===== THE DATA

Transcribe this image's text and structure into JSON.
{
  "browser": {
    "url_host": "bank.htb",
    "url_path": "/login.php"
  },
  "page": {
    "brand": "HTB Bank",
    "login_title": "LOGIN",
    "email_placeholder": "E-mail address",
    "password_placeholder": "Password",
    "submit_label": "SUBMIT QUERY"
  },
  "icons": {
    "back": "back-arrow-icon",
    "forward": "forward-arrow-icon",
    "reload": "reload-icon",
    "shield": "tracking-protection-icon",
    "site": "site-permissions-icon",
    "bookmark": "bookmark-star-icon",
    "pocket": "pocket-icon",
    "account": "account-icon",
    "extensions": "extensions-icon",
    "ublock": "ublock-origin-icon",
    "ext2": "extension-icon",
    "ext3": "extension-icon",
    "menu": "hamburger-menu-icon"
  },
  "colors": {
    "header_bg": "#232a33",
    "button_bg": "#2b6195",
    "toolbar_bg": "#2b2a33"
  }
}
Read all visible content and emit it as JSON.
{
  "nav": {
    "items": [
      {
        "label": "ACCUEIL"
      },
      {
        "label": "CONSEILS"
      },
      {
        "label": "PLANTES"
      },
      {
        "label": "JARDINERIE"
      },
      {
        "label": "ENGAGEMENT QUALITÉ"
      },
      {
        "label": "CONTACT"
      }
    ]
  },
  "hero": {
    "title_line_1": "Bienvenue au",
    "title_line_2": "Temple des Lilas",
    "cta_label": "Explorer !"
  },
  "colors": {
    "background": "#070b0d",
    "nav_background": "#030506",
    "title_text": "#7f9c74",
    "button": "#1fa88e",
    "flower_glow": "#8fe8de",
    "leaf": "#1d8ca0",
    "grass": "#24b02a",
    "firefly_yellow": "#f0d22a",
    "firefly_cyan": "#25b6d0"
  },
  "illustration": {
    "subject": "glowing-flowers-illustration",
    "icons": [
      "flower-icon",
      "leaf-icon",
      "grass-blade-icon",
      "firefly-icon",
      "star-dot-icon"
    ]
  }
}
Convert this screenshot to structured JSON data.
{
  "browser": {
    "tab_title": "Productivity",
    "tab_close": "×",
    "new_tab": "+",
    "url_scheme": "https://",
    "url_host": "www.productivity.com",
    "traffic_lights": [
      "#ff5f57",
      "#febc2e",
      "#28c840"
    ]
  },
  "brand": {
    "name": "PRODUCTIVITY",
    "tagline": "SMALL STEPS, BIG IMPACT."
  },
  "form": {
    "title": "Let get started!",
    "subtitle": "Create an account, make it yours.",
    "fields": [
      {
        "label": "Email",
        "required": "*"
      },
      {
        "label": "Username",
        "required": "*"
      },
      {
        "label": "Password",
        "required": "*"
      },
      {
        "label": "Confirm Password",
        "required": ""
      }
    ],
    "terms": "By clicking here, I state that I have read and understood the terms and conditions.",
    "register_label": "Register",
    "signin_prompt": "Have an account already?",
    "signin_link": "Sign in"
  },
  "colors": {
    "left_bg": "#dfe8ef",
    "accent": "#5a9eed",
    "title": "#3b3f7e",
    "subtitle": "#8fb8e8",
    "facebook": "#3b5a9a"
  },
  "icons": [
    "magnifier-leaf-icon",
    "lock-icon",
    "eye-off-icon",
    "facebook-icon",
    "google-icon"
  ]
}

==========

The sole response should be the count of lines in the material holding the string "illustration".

2